ACTION ITEM => The full set of entries, reproduced exactly, is the expected answer.

Component data from apps and pages

Start of Block

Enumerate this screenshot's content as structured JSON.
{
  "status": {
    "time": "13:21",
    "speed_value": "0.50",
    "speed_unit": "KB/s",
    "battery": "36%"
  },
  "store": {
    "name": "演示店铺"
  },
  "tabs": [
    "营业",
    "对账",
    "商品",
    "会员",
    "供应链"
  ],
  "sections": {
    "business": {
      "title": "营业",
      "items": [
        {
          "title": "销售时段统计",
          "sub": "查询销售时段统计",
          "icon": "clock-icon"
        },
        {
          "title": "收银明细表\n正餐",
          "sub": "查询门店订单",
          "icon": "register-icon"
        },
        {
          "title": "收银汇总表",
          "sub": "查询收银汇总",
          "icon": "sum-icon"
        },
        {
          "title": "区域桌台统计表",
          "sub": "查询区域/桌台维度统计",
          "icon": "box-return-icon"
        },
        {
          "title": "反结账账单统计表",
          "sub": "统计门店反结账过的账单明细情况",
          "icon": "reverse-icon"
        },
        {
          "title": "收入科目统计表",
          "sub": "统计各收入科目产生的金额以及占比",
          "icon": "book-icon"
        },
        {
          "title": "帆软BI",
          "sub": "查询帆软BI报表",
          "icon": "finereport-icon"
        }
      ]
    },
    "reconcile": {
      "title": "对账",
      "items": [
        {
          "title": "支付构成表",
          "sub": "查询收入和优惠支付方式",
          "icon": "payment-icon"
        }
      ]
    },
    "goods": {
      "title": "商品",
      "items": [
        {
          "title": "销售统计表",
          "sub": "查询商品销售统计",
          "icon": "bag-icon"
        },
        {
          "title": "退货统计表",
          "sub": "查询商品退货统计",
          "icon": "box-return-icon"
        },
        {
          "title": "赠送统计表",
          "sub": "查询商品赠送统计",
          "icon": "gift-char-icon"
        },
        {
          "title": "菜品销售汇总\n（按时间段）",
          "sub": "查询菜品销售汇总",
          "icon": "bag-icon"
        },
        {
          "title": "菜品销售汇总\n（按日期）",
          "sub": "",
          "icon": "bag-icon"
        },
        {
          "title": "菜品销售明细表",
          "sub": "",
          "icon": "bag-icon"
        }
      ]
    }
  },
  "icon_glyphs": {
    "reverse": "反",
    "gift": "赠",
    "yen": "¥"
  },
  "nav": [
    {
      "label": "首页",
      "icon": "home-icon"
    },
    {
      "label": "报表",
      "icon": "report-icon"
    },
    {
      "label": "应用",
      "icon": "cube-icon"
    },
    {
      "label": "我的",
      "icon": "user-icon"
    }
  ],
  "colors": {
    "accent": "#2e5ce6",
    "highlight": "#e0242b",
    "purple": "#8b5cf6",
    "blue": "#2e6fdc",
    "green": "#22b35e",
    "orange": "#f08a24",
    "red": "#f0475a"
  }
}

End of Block

RESPONSE =>
Enumerate this screenshot's content as structured JSON.
{
  "status": {
    "time": "13:21",
    "speed_value": "0.50",
    "speed_unit": "KB/s",
    "battery": "36%"
  },
  "store": {
    "name": "演示店铺"
  },
  "tabs": [
    "营业",
    "对账",
    "商品",
    "会员",
    "供应链"
  ],
  "sections": {
    "business": {
      "title": "营业",
      "items": [
        {
          "title": "销售时段统计",
          "sub": "查询销售时段统计",
          "icon": "clock-icon"
        },
        {
          "title": "收银明细表\n正餐",
          "sub": "查询门店订单",
          "icon": "register-icon"
        },
        {
          "title": "收银汇总表",
          "sub": "查询收银汇总",
          "icon": "sum-icon"
        },
        {
          "title": "区域桌台统计表",
          "sub": "查询区域/桌台维度统计",
          "icon": "box-return-icon"
        },
        {
          "title": "反结账账单统计表",
          "sub": "统计门店反结账过的账单明细情况",
          "icon": "reverse-icon"
        },
        {
          "title": "收入科目统计表",
          "sub": "统计各收入科目产生的金额以及占比",
          "icon": "book-icon"
        },
        {
          "title": "帆软BI",
          "sub": "查询帆软BI报表",
          "icon": "finereport-icon"
        }
      ]
    },
    "reconcile": {
      "title": "对账",
      "items": [
        {
          "title": "支付构成表",
          "sub": "查询收入和优惠支付方式",
          "icon": "payment-icon"
        }
      ]
    },
    "goods": {
      "title": "商品",
      "items": [
        {
          "title": "销售统计表",
          "sub": "查询商品销售统计",
          "icon": "bag-icon"
        },
        {
          "title": "退货统计表",
          "sub": "查询商品退货统计",
          "icon": "box-return-icon"
        },
        {
          "title": "赠送统计表",
          "sub": "查询商品赠送统计",
          "icon": "gift-char-icon"
        },
        {
          "title": "菜品销售汇总\n（按时间段）",
          "sub": "查询菜品销售汇总",
          "icon": "bag-icon"
        },
        {
          "title": "菜品销售汇总\n（按日期）",
          "sub": "",
          "icon": "bag-icon"
        },
        {
          "title": "菜品销售明细表",
          "sub": "",
          "icon": "bag-icon"
        }
      ]
    }
  },
  "icon_glyphs": {
    "reverse": "反",
    "gift": "赠",
    "yen": "¥"
  },
  "nav": [
    {
      "label": "首页",
      "icon": "home-icon"
    },
    {
      "label": "报表",
      "icon": "report-icon"
    },
    {
      "label": "应用",
      "icon": "cube-icon"
    },
    {
      "label": "我的",
      "icon": "user-icon"
    }
  ],
  "colors": {
    "accent": "#2e5ce6",
    "highlight": "#e0242b",
    "purple": "#8b5cf6",
    "blue": "#2e6fdc",
    "green": "#22b35e",
    "orange": "#f08a24",
    "red": "#f0475a"
  }
}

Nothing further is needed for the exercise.